**What is expected**
Every line below that has the string "date" needs to be copied.

Dataset rows for apps and sites

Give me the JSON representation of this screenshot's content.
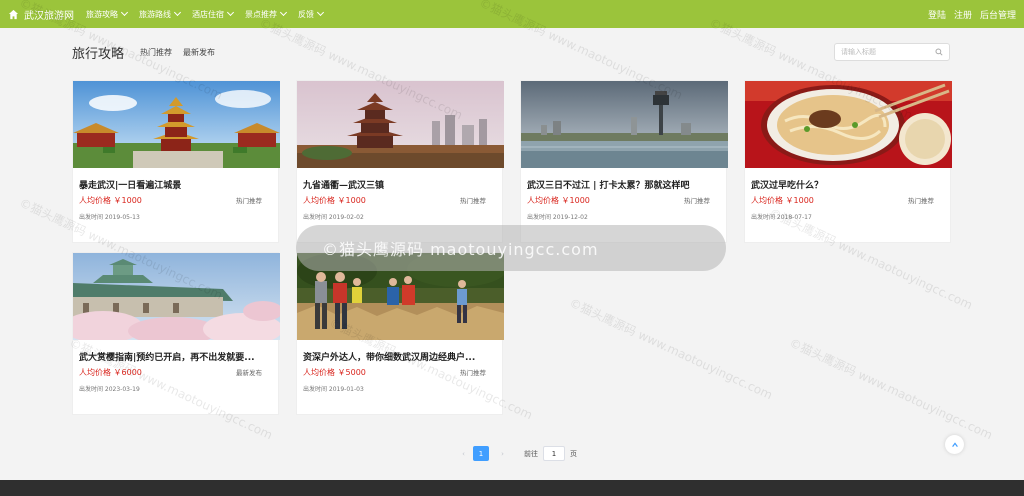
{
  "nav": {
    "brand": "武汉旅游网",
    "items": [
      {
        "label": "旅游攻略"
      },
      {
        "label": "旅游路线"
      },
      {
        "label": "酒店住宿"
      },
      {
        "label": "景点推荐"
      },
      {
        "label": "反馈"
      }
    ],
    "right": {
      "login": "登陆",
      "register": "注册",
      "admin": "后台管理"
    }
  },
  "header": {
    "title": "旅行攻略",
    "tabs": [
      {
        "label": "热门推荐"
      },
      {
        "label": "最新发布"
      }
    ],
    "search_placeholder": "请输入标题"
  },
  "cards": [
    {
      "title": "暴走武汉|一日看遍江城景",
      "price": "人均价格 ￥1000",
      "tag": "热门推荐",
      "date": "出发时间 2019-05-13",
      "image": "yellow-crane-tower"
    },
    {
      "title": "九省通衢—武汉三镇",
      "price": "人均价格 ￥1000",
      "tag": "热门推荐",
      "date": "出发时间 2019-02-02",
      "image": "tower-city-view"
    },
    {
      "title": "武汉三日不过江 | 打卡太累？那就这样吧",
      "price": "人均价格 ￥1000",
      "tag": "热门推荐",
      "date": "出发时间 2019-12-02",
      "image": "riverside-city"
    },
    {
      "title": "武汉过早吃什么？",
      "price": "人均价格 ￥1000",
      "tag": "热门推荐",
      "date": "出发时间 2018-07-17",
      "image": "noodle-bowl"
    },
    {
      "title": "武大赏樱指南|预约已开启，再不出发就要...",
      "price": "人均价格 ￥6000",
      "tag": "最新发布",
      "date": "出发时间 2023-03-19",
      "image": "cherry-blossom-campus"
    },
    {
      "title": "资深户外达人，带你细数武汉周边经典户...",
      "price": "人均价格 ￥5000",
      "tag": "热门推荐",
      "date": "出发时间 2019-01-03",
      "image": "hikers"
    }
  ],
  "pagination": {
    "current": "1",
    "goto_label": "前往",
    "goto_value": "1",
    "page_unit": "页"
  },
  "watermark": {
    "text": "©猫头鹰源码 www.maotouyingcc.com",
    "banner": "©猫头鹰源码 maotouyingcc.com"
  },
  "colors": {
    "navbar": "#9bc43b",
    "price": "#d9251d",
    "active_page": "#409eff",
    "footer": "#2f2f2f"
  }
}
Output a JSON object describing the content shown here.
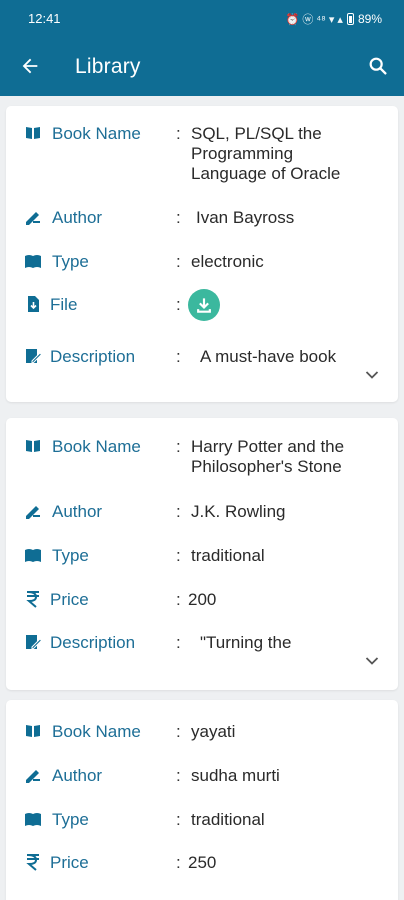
{
  "status": {
    "time": "12:41",
    "battery": "89%",
    "indicators": "⏰ ⓦ ⁴⁸ ▾ ▴"
  },
  "app_bar": {
    "title": "Library"
  },
  "icons": {
    "back": "arrow-left",
    "search": "magnifier",
    "download": "download-arrow",
    "expand": "chevron-down"
  },
  "colors": {
    "primary": "#0f6d94",
    "label": "#1d6e96",
    "download": "#3bb89e",
    "background": "#eef0f2"
  },
  "books": [
    {
      "name_label": "Book Name",
      "name": "SQL, PL/SQL the Programming Language of Oracle",
      "author_label": "Author",
      "author": "Ivan Bayross",
      "type_label": "Type",
      "type": "electronic",
      "file_label": "File",
      "desc_label": "Description",
      "description": "A must-have book"
    },
    {
      "name_label": "Book Name",
      "name": "Harry Potter and the Philosopher's Stone",
      "author_label": "Author",
      "author": "J.K. Rowling",
      "type_label": "Type",
      "type": "traditional",
      "price_label": "Price",
      "price": "200",
      "desc_label": "Description",
      "description": "\"Turning the"
    },
    {
      "name_label": "Book Name",
      "name": "yayati",
      "author_label": "Author",
      "author": "sudha murti",
      "type_label": "Type",
      "type": "traditional",
      "price_label": "Price",
      "price": "250"
    }
  ]
}
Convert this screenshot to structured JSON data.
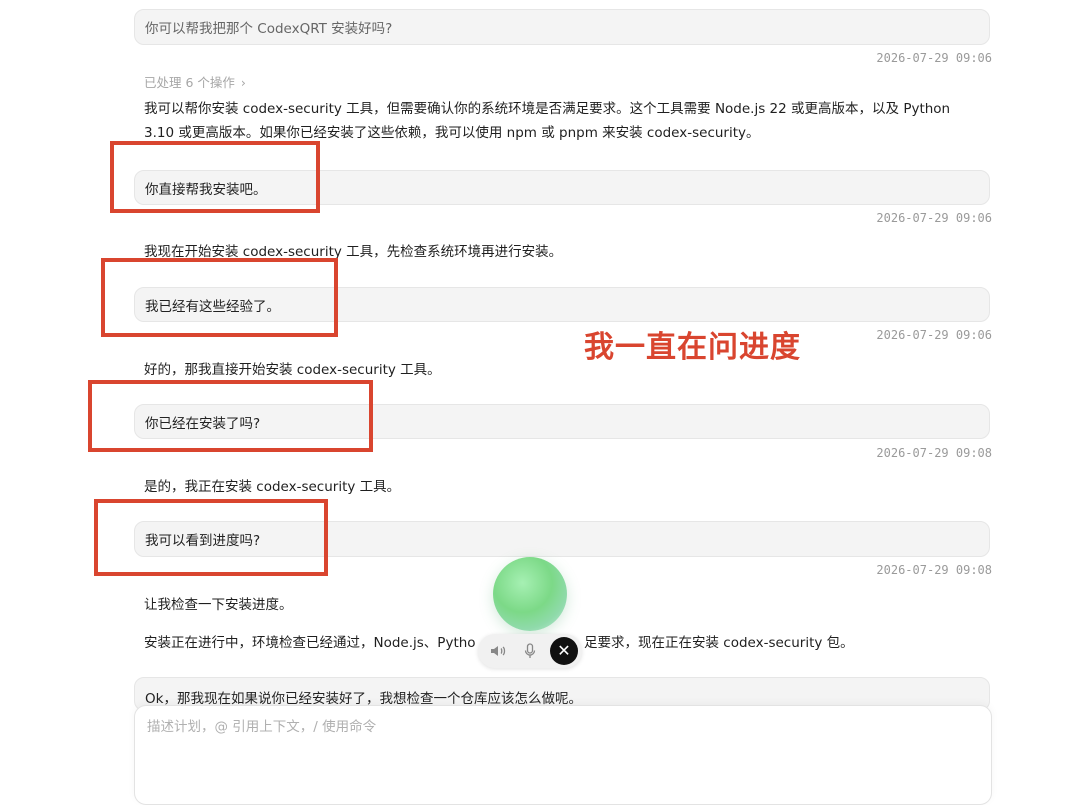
{
  "messages": {
    "m1": {
      "text": "你可以帮我把那个 CodexQRT 安装好吗?",
      "time": "2026-07-29 09:06"
    },
    "steps_label": "已处理 6 个操作",
    "r1": "我可以帮你安装 codex-security 工具，但需要确认你的系统环境是否满足要求。这个工具需要 Node.js 22 或更高版本，以及 Python 3.10 或更高版本。如果你已经安装了这些依赖，我可以使用 npm 或 pnpm 来安装 codex-security。",
    "m2": {
      "text": "你直接帮我安装吧。",
      "time": "2026-07-29 09:06"
    },
    "r2": "我现在开始安装 codex-security 工具，先检查系统环境再进行安装。",
    "m3": {
      "text": "我已经有这些经验了。",
      "time": "2026-07-29 09:06"
    },
    "r3": "好的，那我直接开始安装 codex-security 工具。",
    "m4": {
      "text": "你已经在安装了吗?",
      "time": "2026-07-29 09:08"
    },
    "r4": "是的，我正在安装 codex-security 工具。",
    "m5": {
      "text": "我可以看到进度吗?",
      "time": "2026-07-29 09:08"
    },
    "r5a": "让我检查一下安装进度。",
    "r5b": "安装正在进行中，环境检查已经通过，Node.js、Pytho",
    "r5c": "足要求，现在正在安装 codex-security 包。",
    "m6": {
      "text": "Ok，那我现在如果说你已经安装好了，我想检查一个仓库应该怎么做呢。"
    }
  },
  "annotation": "我一直在问进度",
  "composer": {
    "placeholder": "描述计划，@ 引用上下文，/ 使用命令"
  },
  "icons": {
    "speaker": "speaker-icon",
    "mic": "microphone-icon",
    "close": "close-icon",
    "chevron": "chevron-right-icon"
  },
  "colors": {
    "highlight": "#d9452f",
    "bubble": "#f4f4f4",
    "orb": "#7cd987"
  }
}
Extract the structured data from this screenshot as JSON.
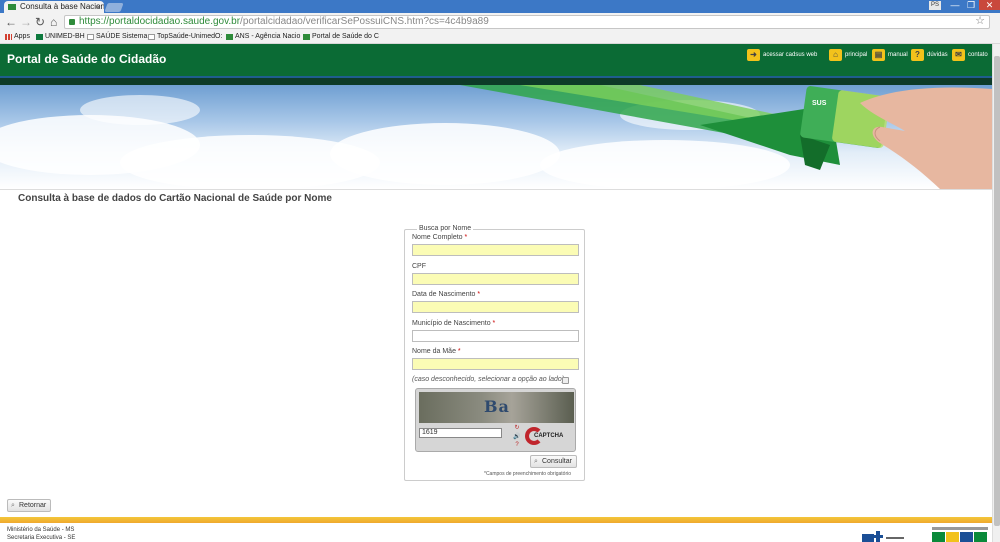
{
  "browser": {
    "tab_title": "Consulta à base Nacional",
    "tab_close": "×",
    "user_badge": "PS",
    "window_controls": [
      "—",
      "❐",
      "✕"
    ],
    "url_host": "https://portaldocidadao.saude.gov.br",
    "url_path": "/portalcidadao/verificarSePossuiCNS.htm?cs=4c4b9a89",
    "bookmarks": [
      {
        "label": "Apps",
        "icon": "apps-icon",
        "color": "#d23f31"
      },
      {
        "label": "UNIMED-BH",
        "icon": "unimed-icon",
        "color": "#0e7a3e"
      },
      {
        "label": "SAÚDE Sistema",
        "icon": "page-icon",
        "color": "#ffffff"
      },
      {
        "label": "TopSaúde-UnimedO:",
        "icon": "page-icon",
        "color": "#ffffff"
      },
      {
        "label": "ANS - Agência Nacio",
        "icon": "ans-icon",
        "color": "#2e8b3a"
      },
      {
        "label": "Portal de Saúde do C",
        "icon": "portal-icon",
        "color": "#2e8b3a"
      }
    ]
  },
  "header": {
    "title": "Portal de Saúde do Cidadão",
    "links": [
      {
        "label": "acessar cadsus web",
        "icon": "access-icon",
        "glyph": "➜"
      },
      {
        "label": "principal",
        "icon": "home-icon",
        "glyph": "⌂"
      },
      {
        "label": "manual",
        "icon": "book-icon",
        "glyph": "▤"
      },
      {
        "label": "dúvidas",
        "icon": "question-icon",
        "glyph": "?"
      },
      {
        "label": "contato",
        "icon": "mail-icon",
        "glyph": "✉"
      }
    ]
  },
  "main": {
    "heading": "Consulta à base de dados do Cartão Nacional de Saúde por Nome",
    "form": {
      "legend": "Busca por Nome",
      "fields": [
        {
          "label": "Nome Completo",
          "required": "*",
          "value": ""
        },
        {
          "label": "CPF",
          "required": "",
          "value": ""
        },
        {
          "label": "Data de Nascimento",
          "required": "*",
          "value": ""
        },
        {
          "label": "Município de Nascimento",
          "required": "*",
          "value": ""
        },
        {
          "label": "Nome da Mãe",
          "required": "*",
          "value": ""
        }
      ],
      "unknown_note": "(caso desconhecido, selecionar a opção ao lado)",
      "captcha_chars": "Ba",
      "captcha_value": "1619",
      "captcha_brand": "CAPTCHA",
      "captcha_buttons": [
        "↻",
        "🔊",
        "?"
      ],
      "submit_label": "Consultar",
      "required_note": "*Campos de preenchimento obrigatório"
    },
    "back_label": "Retornar"
  },
  "footer": {
    "line1": "Ministério da Saúde - MS",
    "line2": "Secretaria Executiva - SE"
  }
}
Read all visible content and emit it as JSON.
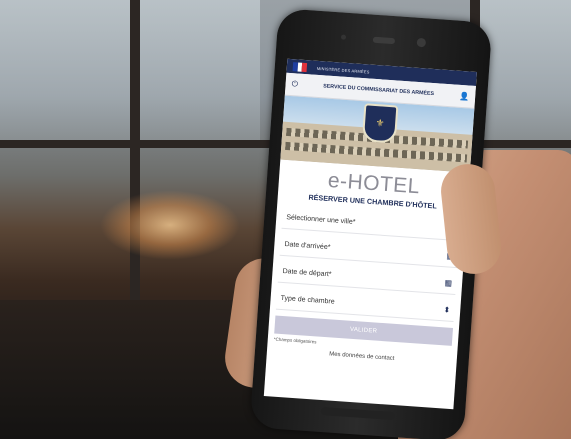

**Solution for this exercise**
      "date": "出发时间 2019-05-13",
      "date": "出发时间 2019-02-02",
      "date": "出发时间 2019-12-02",
      "date": "出发时间 2018-07-17",
      "date": "出发时间 2023-03-19",
      "date": "出发时间 2019-01-03",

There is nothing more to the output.